Task to carry out: Go through the entries below and pick out every line with "screenshot".

··········

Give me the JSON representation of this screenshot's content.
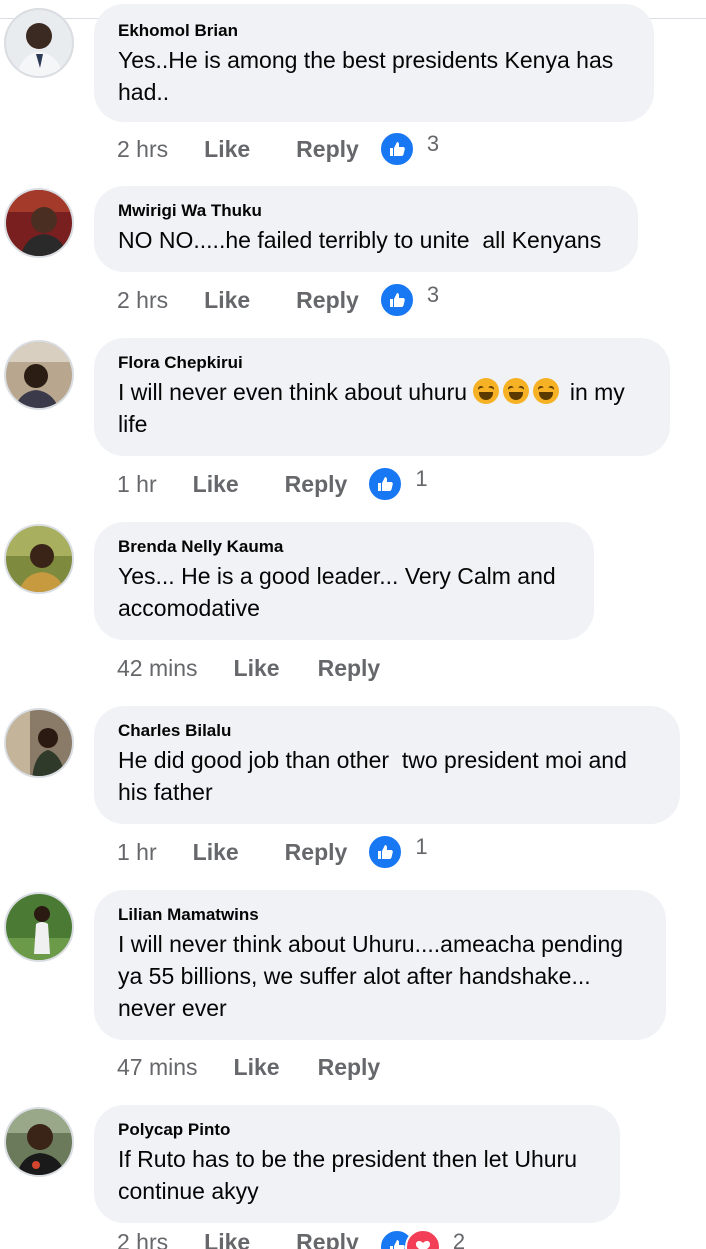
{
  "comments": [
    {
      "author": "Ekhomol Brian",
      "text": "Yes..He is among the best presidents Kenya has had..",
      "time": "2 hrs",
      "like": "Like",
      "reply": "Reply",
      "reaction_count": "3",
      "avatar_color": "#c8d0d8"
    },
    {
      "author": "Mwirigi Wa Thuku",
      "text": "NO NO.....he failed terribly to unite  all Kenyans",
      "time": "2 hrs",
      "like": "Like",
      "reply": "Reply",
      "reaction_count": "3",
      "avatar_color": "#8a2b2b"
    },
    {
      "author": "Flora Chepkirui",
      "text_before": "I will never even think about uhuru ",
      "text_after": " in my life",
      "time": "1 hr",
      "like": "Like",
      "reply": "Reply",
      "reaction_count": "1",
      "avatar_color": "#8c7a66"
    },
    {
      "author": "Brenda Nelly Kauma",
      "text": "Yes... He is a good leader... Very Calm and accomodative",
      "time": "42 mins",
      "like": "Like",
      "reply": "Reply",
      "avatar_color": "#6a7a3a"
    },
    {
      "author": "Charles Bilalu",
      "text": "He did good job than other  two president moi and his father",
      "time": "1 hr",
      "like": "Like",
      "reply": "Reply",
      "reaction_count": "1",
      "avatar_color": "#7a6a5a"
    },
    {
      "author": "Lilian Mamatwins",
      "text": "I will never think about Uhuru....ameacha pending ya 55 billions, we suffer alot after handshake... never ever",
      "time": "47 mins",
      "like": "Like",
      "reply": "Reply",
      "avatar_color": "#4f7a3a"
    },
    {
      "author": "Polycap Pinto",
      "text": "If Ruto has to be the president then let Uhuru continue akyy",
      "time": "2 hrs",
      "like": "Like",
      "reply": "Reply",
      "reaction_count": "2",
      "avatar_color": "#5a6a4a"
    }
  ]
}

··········

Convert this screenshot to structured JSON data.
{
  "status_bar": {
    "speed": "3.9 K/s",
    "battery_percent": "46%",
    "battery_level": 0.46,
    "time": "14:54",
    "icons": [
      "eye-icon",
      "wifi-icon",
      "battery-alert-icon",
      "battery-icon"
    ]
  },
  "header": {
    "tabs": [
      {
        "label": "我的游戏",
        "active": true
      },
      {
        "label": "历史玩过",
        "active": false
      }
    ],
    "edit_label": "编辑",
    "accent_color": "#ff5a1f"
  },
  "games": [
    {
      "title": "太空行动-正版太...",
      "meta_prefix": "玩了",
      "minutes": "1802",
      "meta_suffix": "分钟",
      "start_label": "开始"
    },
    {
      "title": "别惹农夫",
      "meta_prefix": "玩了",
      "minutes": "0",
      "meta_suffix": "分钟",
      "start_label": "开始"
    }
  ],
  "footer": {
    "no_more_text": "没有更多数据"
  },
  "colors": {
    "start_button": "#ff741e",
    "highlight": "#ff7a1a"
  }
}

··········

Answer space:
Give me the JSON representation of this screenshot's content.
Convert this screenshot to structured JSON data.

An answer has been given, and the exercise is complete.